Input material:

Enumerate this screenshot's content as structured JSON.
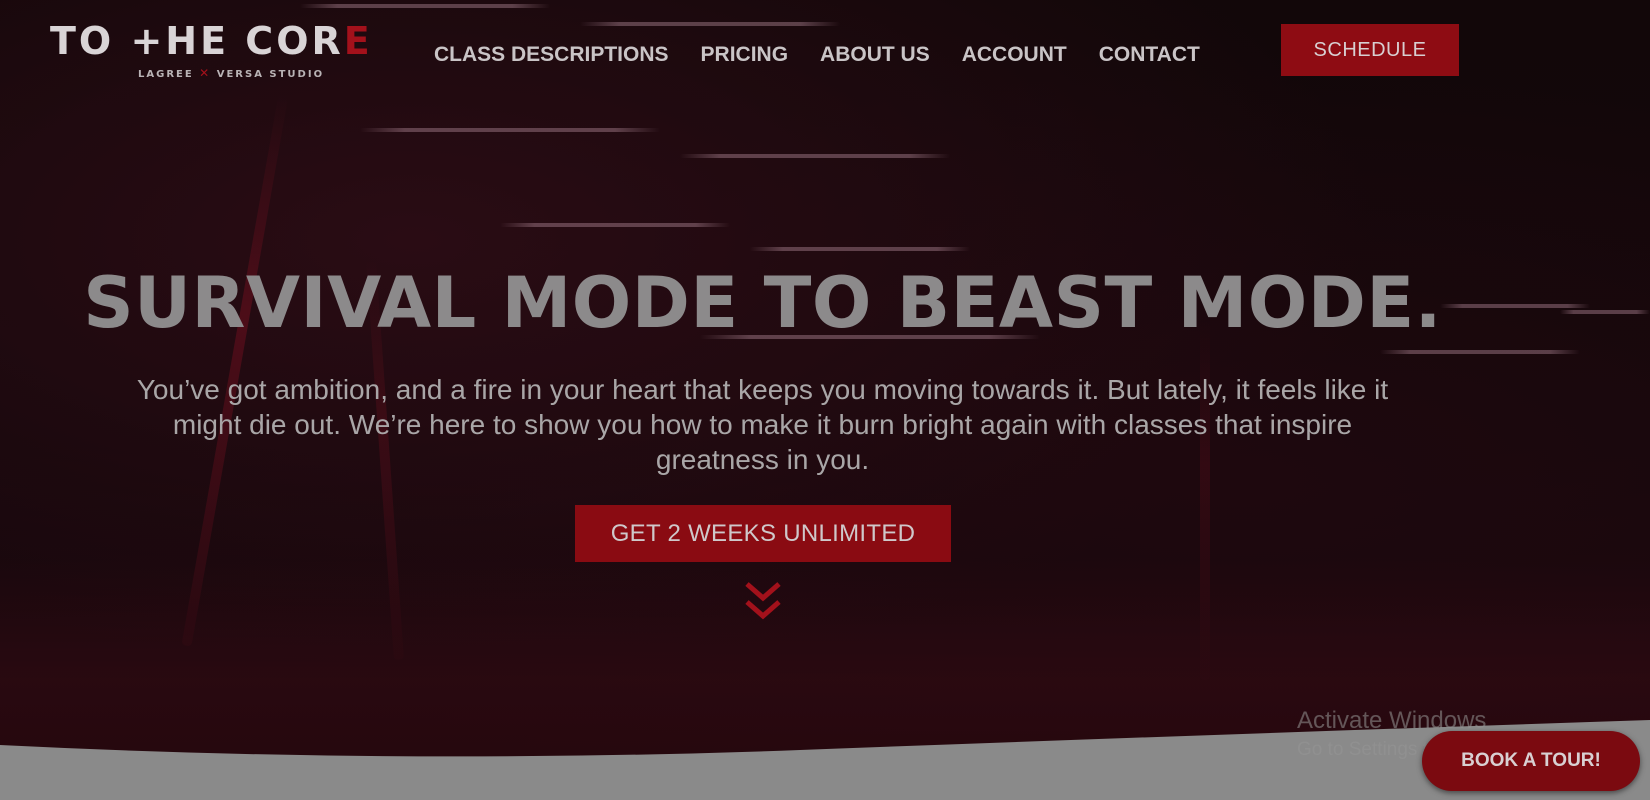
{
  "header": {
    "logo": {
      "main_left": "TO ",
      "main_the": "+HE",
      "main_co": " COR",
      "main_e": "E",
      "sub_left": "LAGREE",
      "sub_x": "✕",
      "sub_right": "VERSA STUDIO"
    },
    "nav": [
      {
        "label": "CLASS DESCRIPTIONS"
      },
      {
        "label": "PRICING"
      },
      {
        "label": "ABOUT US"
      },
      {
        "label": "ACCOUNT"
      },
      {
        "label": "CONTACT"
      }
    ],
    "schedule_label": "SCHEDULE"
  },
  "hero": {
    "headline": "SURVIVAL MODE TO BEAST MODE.",
    "subtext_lines": [
      "You’ve got ambition, and a fire in your heart that keeps you moving towards it. But lately, it feels like it",
      "might die out. We’re here to show you how to make it burn bright again with classes that inspire",
      "greatness in you."
    ],
    "cta_label": "GET 2 WEEKS UNLIMITED",
    "scroll_icon": "double-chevron-down-icon"
  },
  "watermark": {
    "title": "Activate Windows",
    "subtitle": "Go to Settings to activate Windows."
  },
  "floating": {
    "tour_label": "BOOK A TOUR!"
  },
  "colors": {
    "brand_red": "#8e0c13",
    "button_red_dark": "#7b0a10",
    "nav_text": "#c9c4c6",
    "headline_text": "#8c8a8b",
    "background": "#120709"
  }
}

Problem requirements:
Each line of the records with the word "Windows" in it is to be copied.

Expected answer:
    "title": "Activate Windows",
    "subtitle": "Go to Settings to activate Windows."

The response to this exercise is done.